This weekend I tried again, spurred to do so by some people at ESA's ESOC in Darmstadt. The reason was that GOCE does not have much lifetime left. It's ion engine will run out of Xenon and cut-off somewhere mid- to end October, and the expectation is that the spacecraft will then re-enter and disintegrate in the atmosphere within 2 to 3 weeks. Some 250 kilo of the one-ton spacecraft might survive re-entry, divided over 50+ fragments.
The Goce orbit already had been brought down in November 2012: its orbital altitude currently is no more than 225 km. As a result, it currently zips across the sky at high speed. Because of the low altitude, it is visible in twilight or very shortly after twilight only.

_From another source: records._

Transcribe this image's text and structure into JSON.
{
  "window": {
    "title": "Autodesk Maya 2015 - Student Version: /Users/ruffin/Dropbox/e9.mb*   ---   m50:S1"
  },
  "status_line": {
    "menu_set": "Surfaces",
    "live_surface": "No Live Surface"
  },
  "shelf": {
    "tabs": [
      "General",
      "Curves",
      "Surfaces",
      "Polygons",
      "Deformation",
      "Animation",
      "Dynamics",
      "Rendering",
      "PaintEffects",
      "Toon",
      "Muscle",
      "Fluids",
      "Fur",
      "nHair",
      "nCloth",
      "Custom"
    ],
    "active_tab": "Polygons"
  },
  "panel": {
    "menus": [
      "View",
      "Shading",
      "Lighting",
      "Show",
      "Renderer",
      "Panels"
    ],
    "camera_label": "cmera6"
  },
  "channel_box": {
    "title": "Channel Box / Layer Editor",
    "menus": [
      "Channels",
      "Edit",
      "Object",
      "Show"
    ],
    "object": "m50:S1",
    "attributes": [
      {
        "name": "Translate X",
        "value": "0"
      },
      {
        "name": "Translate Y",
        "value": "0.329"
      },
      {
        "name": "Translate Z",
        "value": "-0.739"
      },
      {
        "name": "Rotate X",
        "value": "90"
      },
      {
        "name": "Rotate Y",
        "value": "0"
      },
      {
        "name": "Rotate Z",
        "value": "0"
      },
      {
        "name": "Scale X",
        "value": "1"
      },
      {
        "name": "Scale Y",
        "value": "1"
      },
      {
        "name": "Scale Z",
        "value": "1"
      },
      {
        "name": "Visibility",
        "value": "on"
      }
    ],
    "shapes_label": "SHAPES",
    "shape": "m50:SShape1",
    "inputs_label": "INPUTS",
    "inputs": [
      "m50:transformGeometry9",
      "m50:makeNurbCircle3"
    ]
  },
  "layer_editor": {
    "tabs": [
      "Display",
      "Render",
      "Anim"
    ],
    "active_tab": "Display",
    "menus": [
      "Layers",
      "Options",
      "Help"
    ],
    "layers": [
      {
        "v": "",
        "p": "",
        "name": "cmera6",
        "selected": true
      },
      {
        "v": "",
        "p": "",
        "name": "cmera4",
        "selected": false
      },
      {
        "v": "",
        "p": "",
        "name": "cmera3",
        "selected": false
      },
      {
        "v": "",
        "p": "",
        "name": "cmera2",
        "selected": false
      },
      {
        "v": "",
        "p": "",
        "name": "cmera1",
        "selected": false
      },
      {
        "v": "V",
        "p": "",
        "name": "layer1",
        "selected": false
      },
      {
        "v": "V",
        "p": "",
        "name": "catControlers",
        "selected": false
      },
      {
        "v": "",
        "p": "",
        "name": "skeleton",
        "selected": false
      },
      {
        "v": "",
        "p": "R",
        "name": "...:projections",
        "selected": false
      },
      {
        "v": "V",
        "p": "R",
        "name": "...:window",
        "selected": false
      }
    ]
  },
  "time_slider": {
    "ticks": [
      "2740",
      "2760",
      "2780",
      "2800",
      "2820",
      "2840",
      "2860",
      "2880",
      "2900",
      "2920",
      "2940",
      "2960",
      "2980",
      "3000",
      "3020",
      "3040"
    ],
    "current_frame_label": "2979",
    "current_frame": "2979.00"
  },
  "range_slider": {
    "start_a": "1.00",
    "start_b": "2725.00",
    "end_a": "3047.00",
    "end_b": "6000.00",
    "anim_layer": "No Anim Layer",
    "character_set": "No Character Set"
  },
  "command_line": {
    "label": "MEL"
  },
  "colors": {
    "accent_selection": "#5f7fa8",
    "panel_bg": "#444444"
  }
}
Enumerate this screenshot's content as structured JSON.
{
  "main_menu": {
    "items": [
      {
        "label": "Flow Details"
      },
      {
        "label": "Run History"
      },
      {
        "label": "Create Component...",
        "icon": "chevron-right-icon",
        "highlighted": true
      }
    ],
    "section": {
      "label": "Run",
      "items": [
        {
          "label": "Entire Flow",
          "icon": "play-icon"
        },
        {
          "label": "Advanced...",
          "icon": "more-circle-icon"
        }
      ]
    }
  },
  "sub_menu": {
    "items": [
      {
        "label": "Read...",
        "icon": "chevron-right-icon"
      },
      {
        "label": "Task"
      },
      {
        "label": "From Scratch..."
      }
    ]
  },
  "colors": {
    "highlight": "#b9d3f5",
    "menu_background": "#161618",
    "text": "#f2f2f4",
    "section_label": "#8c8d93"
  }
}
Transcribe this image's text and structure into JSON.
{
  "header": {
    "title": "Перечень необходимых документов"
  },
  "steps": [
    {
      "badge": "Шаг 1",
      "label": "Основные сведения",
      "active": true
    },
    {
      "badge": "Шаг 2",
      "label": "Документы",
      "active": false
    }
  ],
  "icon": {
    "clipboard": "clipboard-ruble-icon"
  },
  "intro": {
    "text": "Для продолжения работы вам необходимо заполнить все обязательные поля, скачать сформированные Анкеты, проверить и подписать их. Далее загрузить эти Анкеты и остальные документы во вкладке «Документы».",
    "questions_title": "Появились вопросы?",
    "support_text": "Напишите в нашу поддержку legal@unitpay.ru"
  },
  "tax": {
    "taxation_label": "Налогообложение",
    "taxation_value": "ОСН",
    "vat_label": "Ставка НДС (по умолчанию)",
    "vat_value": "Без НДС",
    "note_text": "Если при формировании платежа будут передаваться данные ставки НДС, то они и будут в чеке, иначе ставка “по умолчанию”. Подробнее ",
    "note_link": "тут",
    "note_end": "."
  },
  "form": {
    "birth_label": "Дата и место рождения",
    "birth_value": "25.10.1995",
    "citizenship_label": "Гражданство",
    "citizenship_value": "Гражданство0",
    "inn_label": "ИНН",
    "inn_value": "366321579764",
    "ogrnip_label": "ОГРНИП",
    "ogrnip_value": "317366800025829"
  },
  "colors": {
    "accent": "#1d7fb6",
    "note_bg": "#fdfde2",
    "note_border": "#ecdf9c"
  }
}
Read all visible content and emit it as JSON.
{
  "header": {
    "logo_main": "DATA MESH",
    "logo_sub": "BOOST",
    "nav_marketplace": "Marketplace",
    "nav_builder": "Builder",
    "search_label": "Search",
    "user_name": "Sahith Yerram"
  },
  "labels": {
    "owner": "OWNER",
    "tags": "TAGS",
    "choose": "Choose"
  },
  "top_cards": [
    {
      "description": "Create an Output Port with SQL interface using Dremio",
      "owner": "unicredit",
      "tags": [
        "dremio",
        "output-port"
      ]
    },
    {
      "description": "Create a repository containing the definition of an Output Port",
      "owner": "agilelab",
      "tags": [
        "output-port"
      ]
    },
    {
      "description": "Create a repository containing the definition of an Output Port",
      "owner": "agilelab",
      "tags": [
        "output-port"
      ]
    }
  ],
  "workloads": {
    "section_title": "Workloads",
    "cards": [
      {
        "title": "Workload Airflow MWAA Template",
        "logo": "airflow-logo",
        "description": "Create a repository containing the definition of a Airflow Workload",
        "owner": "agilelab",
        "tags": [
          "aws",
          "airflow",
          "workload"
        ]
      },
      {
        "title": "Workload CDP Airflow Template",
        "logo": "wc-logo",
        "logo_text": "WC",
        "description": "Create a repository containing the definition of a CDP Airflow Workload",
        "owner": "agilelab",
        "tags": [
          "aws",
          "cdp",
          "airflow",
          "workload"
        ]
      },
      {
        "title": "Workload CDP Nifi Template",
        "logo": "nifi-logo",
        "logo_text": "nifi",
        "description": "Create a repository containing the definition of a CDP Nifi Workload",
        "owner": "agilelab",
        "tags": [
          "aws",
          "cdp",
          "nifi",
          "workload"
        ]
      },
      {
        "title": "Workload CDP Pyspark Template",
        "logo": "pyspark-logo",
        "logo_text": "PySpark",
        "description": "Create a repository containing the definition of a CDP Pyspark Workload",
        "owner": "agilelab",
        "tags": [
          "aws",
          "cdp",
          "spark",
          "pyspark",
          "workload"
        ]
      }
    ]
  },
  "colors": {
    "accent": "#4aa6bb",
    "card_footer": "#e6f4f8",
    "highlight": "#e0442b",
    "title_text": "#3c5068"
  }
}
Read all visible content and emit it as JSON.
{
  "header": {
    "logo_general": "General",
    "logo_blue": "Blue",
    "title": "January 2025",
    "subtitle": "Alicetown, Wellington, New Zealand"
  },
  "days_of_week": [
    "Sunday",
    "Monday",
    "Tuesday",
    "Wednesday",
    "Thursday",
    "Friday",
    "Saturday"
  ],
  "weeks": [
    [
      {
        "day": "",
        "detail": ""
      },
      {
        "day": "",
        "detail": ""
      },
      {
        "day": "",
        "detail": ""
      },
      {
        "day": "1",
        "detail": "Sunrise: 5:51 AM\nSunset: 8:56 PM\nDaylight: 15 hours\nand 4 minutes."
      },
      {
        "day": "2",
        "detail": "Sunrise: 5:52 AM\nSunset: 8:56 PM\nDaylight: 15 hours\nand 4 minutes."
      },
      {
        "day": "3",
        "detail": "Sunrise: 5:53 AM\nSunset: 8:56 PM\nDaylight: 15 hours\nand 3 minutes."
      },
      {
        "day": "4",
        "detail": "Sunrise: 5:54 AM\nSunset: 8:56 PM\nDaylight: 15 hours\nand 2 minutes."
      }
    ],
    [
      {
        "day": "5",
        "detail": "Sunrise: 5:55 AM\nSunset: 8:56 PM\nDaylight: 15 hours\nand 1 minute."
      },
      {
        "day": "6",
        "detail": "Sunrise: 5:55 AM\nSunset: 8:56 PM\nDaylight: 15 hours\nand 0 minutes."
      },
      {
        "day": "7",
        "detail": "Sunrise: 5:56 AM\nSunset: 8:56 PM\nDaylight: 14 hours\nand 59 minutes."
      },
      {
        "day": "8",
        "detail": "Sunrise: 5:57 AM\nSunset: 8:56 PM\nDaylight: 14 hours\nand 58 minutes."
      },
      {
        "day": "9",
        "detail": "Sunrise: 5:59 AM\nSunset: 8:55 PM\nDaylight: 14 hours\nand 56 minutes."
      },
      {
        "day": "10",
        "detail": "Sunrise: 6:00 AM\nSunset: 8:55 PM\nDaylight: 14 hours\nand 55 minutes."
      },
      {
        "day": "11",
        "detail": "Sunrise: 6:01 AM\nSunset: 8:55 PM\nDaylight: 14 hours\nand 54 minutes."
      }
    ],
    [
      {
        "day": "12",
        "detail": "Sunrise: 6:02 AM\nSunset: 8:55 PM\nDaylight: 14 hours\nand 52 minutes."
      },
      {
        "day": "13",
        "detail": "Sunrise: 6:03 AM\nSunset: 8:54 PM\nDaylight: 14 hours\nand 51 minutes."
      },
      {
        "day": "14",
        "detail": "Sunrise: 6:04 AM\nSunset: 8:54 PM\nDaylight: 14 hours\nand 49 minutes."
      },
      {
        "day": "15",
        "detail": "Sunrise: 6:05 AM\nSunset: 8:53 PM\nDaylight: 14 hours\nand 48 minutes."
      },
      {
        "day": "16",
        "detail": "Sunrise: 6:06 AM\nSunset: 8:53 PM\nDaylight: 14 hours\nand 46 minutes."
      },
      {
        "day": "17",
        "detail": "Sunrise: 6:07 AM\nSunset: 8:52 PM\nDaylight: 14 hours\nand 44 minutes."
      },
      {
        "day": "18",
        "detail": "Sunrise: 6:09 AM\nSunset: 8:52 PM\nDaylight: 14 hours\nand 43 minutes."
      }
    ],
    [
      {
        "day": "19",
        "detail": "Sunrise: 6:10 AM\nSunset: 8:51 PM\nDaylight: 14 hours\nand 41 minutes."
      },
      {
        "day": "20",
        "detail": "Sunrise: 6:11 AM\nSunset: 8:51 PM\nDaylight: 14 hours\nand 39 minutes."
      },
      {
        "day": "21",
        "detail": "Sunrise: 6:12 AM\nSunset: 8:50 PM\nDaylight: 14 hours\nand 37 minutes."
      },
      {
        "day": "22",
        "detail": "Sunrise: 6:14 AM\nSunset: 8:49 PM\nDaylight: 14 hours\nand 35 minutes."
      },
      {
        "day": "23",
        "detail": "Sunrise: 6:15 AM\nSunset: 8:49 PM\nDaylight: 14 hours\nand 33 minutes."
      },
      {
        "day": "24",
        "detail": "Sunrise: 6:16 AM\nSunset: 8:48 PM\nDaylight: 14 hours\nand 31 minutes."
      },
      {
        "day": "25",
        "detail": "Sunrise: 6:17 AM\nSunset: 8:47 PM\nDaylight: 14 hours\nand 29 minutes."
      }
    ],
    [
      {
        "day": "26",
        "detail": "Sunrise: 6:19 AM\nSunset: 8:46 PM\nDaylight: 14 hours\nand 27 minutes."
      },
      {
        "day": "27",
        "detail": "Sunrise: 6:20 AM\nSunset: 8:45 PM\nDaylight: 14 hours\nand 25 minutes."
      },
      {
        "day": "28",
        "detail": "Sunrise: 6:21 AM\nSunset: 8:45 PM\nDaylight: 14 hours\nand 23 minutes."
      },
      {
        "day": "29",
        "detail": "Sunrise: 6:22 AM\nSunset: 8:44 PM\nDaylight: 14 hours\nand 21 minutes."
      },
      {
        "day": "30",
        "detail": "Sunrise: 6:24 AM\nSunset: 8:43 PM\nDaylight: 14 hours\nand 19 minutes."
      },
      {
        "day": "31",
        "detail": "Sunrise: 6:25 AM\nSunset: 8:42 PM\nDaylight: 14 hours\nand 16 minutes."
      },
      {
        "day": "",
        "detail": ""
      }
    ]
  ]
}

The image above shows GOCE over the roof of my home in Leiden center in deep evening twilight of Sunday 29 September. It was visible with the naked eye, but only barely.
The image was shot with an EF 2.0/35mm lens and because of the bright twilight sky I used a short exposure of 2.5 seconds. The elevation of the spacecraft was around 40 degrees, passing east of me. The sky background shows stars in Andromeda: about halfway of the chimney and the GOCE trail you can see the fuzzy glow of M31, the Andromeda nebula.
I had also tried to image the spacecraft the evening before (Saturday the 28th), but Murphy struck. I was a bit late in checking for passes that day (in twilight already) and discovered that the only visible pass would happen within minutes of me checking for passes! So I ran outside, grabbed the camera, slammed it on the tripod, aimed it...and forgot to take off the lens-cap....
That particular pass, in a somewhat darker late-twilight sky and at a higher elevation through Cygnus, was a nice one, where GOCE was clearly visible to the naked eye. GOCE was racing through the sky, about the fastest you will ever see a satellite move in the sky. Quite apt for "the Ferrari among the satellites"!
This might have been my last view of GOCE ever: over the coming days the passes will become increasingly more unfavourable for my location.
It will be interesting to follow the satellite to decay once its engine has cut off. The ESOC people told me they will try to put it in a fine-pointing mode just before it does so, but there is a possibility that at one point it will lose attitude and will start tumbling.